WORK REQUIRED =
Filter the entries, keeping every line with the word "empty".
*** Opening RECORDS TO PROCESS ***
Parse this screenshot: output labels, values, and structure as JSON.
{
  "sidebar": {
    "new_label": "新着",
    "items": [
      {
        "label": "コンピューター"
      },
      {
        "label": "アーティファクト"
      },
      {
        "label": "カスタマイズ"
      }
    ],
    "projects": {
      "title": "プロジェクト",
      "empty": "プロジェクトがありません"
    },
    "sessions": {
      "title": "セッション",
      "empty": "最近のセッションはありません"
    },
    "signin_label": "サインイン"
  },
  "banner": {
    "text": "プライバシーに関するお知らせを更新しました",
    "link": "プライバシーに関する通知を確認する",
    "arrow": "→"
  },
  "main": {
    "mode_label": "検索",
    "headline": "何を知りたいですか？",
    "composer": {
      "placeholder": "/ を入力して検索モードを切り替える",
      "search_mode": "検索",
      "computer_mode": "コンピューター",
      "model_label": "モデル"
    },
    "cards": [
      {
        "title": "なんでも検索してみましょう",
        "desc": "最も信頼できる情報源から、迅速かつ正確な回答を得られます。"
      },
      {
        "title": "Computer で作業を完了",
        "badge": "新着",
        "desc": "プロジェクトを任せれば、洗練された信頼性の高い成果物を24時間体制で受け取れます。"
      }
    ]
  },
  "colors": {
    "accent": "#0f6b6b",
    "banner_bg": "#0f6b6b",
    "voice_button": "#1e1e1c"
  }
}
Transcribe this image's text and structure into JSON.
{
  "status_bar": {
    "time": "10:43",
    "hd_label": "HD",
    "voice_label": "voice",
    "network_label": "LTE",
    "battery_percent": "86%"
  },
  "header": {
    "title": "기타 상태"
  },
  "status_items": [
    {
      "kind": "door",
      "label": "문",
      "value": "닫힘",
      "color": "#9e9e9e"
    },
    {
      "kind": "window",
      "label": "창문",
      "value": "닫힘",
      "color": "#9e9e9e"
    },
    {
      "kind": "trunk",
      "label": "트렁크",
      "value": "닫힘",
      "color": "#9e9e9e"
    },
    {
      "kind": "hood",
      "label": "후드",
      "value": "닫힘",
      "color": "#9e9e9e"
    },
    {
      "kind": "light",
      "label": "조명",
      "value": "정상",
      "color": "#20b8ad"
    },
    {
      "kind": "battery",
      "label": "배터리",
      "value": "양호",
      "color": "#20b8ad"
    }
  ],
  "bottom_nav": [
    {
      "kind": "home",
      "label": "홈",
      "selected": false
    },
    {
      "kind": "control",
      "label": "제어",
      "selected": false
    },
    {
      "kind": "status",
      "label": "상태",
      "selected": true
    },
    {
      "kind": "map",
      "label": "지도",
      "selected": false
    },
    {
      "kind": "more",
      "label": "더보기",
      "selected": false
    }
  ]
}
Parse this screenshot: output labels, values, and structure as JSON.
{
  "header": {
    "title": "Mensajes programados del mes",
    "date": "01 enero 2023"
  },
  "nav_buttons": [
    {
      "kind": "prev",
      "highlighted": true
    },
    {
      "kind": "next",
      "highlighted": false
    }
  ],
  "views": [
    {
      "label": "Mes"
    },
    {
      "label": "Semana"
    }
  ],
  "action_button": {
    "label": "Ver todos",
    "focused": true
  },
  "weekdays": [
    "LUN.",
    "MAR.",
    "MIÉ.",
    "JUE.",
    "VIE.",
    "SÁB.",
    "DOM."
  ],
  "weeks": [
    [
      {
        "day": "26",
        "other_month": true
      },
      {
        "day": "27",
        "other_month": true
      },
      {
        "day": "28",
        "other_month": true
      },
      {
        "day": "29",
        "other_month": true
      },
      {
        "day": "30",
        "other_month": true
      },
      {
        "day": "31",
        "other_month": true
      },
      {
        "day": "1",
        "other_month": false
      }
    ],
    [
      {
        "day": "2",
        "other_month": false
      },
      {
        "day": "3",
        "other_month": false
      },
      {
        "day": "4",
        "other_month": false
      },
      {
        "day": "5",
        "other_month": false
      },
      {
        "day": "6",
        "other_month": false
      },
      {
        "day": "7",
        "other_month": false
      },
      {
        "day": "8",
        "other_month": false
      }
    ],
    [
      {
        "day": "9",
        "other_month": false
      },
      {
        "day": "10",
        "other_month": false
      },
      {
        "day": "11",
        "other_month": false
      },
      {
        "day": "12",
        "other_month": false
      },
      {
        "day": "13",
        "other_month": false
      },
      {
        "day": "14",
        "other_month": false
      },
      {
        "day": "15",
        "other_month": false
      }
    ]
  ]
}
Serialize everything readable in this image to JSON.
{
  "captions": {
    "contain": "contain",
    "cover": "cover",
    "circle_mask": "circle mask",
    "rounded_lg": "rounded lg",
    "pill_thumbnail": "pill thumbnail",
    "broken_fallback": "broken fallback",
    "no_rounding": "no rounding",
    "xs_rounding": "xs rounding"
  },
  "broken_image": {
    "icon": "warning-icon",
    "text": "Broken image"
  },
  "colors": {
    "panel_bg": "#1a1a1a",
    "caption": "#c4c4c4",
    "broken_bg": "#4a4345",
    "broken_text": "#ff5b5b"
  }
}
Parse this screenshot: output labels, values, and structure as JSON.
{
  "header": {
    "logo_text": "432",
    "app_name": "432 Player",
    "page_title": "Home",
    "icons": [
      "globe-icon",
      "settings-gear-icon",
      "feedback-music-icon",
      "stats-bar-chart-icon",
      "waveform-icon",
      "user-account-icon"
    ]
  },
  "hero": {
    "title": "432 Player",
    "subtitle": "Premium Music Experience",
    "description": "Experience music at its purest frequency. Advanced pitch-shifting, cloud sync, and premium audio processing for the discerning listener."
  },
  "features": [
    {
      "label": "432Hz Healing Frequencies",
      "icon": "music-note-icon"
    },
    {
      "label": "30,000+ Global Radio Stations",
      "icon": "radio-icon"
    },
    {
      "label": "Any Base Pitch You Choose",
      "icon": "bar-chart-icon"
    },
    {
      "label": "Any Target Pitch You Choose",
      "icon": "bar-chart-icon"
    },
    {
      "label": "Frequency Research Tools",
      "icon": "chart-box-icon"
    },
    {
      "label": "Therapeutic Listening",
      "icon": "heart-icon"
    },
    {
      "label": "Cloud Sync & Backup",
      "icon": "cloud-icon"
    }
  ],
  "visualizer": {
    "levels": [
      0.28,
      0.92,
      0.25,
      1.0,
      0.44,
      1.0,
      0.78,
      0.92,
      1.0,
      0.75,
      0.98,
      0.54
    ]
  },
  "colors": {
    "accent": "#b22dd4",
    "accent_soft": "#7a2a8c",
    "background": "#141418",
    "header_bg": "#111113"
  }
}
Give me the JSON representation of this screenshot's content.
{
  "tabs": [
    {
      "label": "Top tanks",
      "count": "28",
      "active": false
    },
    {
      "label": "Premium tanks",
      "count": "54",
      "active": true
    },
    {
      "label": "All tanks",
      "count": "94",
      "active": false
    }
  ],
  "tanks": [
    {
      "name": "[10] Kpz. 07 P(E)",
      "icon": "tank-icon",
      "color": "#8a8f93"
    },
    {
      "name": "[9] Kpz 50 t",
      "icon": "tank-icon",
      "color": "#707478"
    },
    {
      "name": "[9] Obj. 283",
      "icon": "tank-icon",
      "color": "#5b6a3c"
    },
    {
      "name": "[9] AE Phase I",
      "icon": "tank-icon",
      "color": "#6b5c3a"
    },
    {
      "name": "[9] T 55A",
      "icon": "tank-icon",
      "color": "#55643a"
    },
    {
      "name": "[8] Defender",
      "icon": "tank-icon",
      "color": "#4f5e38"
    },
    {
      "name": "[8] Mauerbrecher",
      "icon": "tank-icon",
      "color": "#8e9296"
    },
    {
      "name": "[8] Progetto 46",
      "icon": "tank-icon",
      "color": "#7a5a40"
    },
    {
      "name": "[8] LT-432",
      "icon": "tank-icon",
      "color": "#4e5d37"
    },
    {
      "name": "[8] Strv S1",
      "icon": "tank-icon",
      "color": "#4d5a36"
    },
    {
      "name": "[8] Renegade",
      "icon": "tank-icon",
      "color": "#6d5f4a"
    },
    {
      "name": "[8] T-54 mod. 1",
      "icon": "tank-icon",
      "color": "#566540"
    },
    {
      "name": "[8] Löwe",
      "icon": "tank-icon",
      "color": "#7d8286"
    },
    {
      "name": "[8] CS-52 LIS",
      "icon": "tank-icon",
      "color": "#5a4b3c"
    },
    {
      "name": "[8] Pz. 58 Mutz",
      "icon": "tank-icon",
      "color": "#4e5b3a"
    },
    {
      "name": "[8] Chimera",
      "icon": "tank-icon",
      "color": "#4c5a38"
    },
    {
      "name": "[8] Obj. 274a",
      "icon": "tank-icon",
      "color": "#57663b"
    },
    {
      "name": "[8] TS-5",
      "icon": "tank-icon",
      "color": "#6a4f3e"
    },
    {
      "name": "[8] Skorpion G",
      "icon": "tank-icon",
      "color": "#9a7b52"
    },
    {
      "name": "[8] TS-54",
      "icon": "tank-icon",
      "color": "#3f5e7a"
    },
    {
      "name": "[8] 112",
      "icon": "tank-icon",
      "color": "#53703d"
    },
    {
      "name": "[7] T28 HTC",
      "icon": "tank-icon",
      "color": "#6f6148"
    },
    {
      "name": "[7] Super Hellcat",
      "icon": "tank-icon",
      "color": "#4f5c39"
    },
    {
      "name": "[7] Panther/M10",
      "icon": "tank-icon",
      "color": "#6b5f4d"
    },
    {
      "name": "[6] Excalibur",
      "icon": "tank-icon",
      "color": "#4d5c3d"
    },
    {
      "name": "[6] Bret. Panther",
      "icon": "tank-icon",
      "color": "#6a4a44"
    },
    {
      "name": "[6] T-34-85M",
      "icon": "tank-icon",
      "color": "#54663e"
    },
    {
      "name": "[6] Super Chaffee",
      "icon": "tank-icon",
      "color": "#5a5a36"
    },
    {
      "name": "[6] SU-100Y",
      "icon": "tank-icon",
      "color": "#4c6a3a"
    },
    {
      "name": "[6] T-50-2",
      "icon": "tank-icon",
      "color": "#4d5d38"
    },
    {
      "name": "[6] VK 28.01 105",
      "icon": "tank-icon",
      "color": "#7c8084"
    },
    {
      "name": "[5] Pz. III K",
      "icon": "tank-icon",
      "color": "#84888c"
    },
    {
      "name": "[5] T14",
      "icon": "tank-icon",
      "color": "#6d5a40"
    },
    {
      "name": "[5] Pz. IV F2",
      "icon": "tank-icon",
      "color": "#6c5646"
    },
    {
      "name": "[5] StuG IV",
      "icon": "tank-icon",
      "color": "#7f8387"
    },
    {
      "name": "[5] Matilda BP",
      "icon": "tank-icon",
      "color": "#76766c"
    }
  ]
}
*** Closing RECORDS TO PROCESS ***
RESULT OF THE EXERCISE =
      "empty": "プロジェクトがありません"
      "empty": "最近のセッションはありません"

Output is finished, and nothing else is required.